■ About this exercise:
Your answer must consist of one number: how many lines in the records contain "icon".

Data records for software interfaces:
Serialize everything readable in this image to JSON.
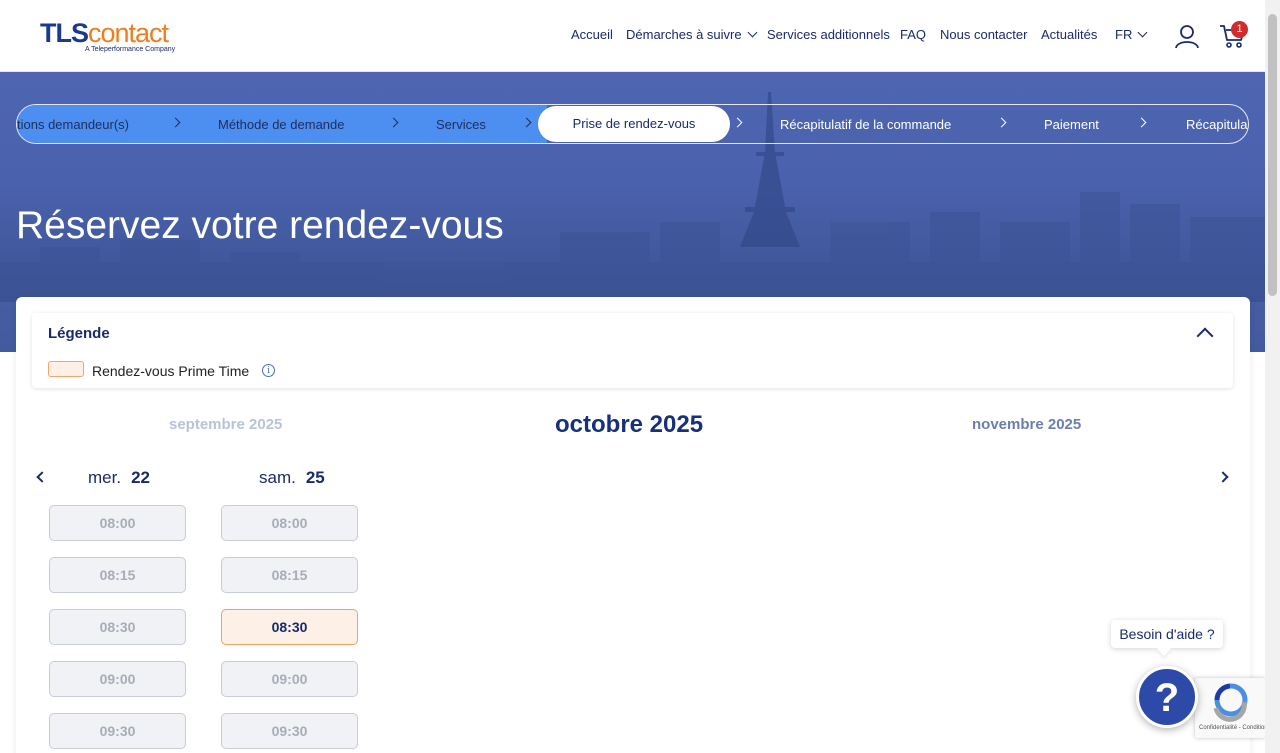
{
  "header": {
    "logo_main_a": "TLS",
    "logo_main_b": "contact",
    "logo_sub": "A Teleperformance Company",
    "nav": [
      "Accueil",
      "Démarches à suivre",
      "Services additionnels",
      "FAQ",
      "Nous contacter",
      "Actualités"
    ],
    "lang": "FR",
    "cart_count": "1",
    "user_icon": "user-icon",
    "cart_icon": "cart-icon"
  },
  "stepper": {
    "steps": [
      "tions demandeur(s)",
      "Méthode de demande",
      "Services",
      "Prise de rendez-vous",
      "Récapitulatif de la commande",
      "Paiement",
      "Récapitula"
    ],
    "active_index": 3
  },
  "page": {
    "title": "Réservez votre rendez-vous"
  },
  "legend": {
    "title": "Légende",
    "prime_label": "Rendez-vous Prime Time",
    "info_glyph": "i"
  },
  "calendar": {
    "months": [
      "septembre 2025",
      "octobre 2025",
      "novembre 2025"
    ],
    "days": [
      {
        "weekday": "mer.",
        "date": "22",
        "slots": [
          "08:00",
          "08:15",
          "08:30",
          "09:00",
          "09:30"
        ],
        "prime_slot": null
      },
      {
        "weekday": "sam.",
        "date": "25",
        "slots": [
          "08:00",
          "08:15",
          "08:30",
          "09:00",
          "09:30"
        ],
        "prime_slot": "08:30"
      }
    ]
  },
  "help": {
    "tooltip": "Besoin d'aide ?",
    "glyph": "?",
    "recaptcha_text": "Confidentialité - Conditions"
  },
  "colors": {
    "brand_blue": "#1a3a8f",
    "brand_orange": "#f07d1d",
    "prime_border": "#f0a263",
    "prime_bg": "#fdf1e7"
  }
}
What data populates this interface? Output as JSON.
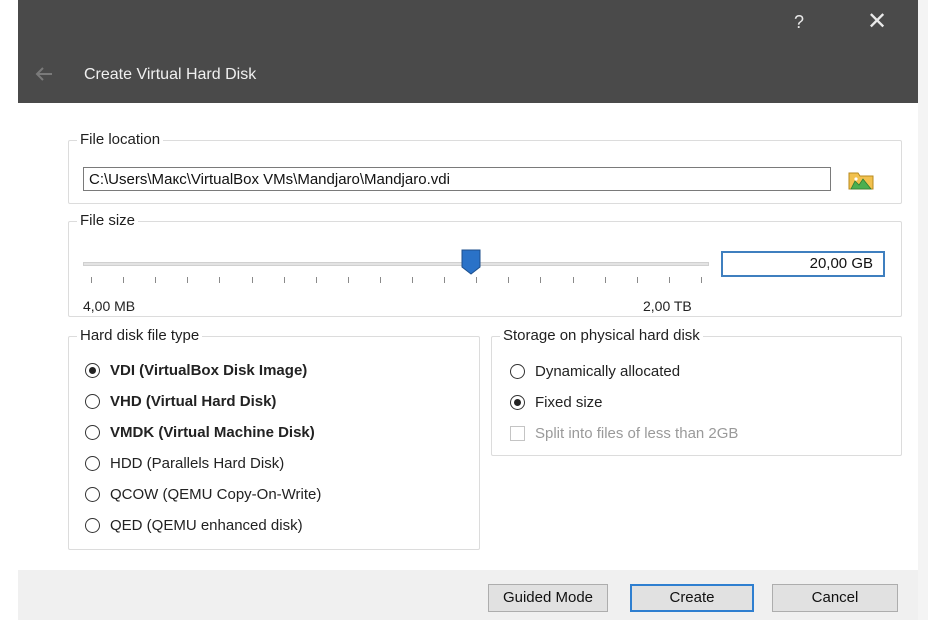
{
  "window": {
    "help_label": "?",
    "close_label": "✕",
    "title": "Create Virtual Hard Disk",
    "back_icon": "arrow-left-icon"
  },
  "file_location": {
    "title": "File location",
    "path": "C:\\Users\\Макс\\VirtualBox VMs\\Mandjaro\\Mandjaro.vdi",
    "browse_icon": "folder-icon"
  },
  "file_size": {
    "title": "File size",
    "value": "20,00 GB",
    "min_label": "4,00 MB",
    "max_label": "2,00 TB",
    "slider_fraction": 0.62
  },
  "disk_type": {
    "title": "Hard disk file type",
    "options": [
      {
        "label": "VDI (VirtualBox Disk Image)",
        "checked": true,
        "bold": true
      },
      {
        "label": "VHD (Virtual Hard Disk)",
        "checked": false,
        "bold": true
      },
      {
        "label": "VMDK (Virtual Machine Disk)",
        "checked": false,
        "bold": true
      },
      {
        "label": "HDD (Parallels Hard Disk)",
        "checked": false,
        "bold": false
      },
      {
        "label": "QCOW (QEMU Copy-On-Write)",
        "checked": false,
        "bold": false
      },
      {
        "label": "QED (QEMU enhanced disk)",
        "checked": false,
        "bold": false
      }
    ]
  },
  "storage": {
    "title": "Storage on physical hard disk",
    "options": [
      {
        "label": "Dynamically allocated",
        "checked": false
      },
      {
        "label": "Fixed size",
        "checked": true
      }
    ],
    "split_label": "Split into files of less than 2GB",
    "split_checked": false,
    "split_enabled": false
  },
  "buttons": {
    "guided": "Guided Mode",
    "create": "Create",
    "cancel": "Cancel"
  },
  "colors": {
    "header_bg": "#4a4a4a",
    "accent": "#2f7fd0",
    "slider_handle": "#2a72c8"
  }
}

■ Written reply:
4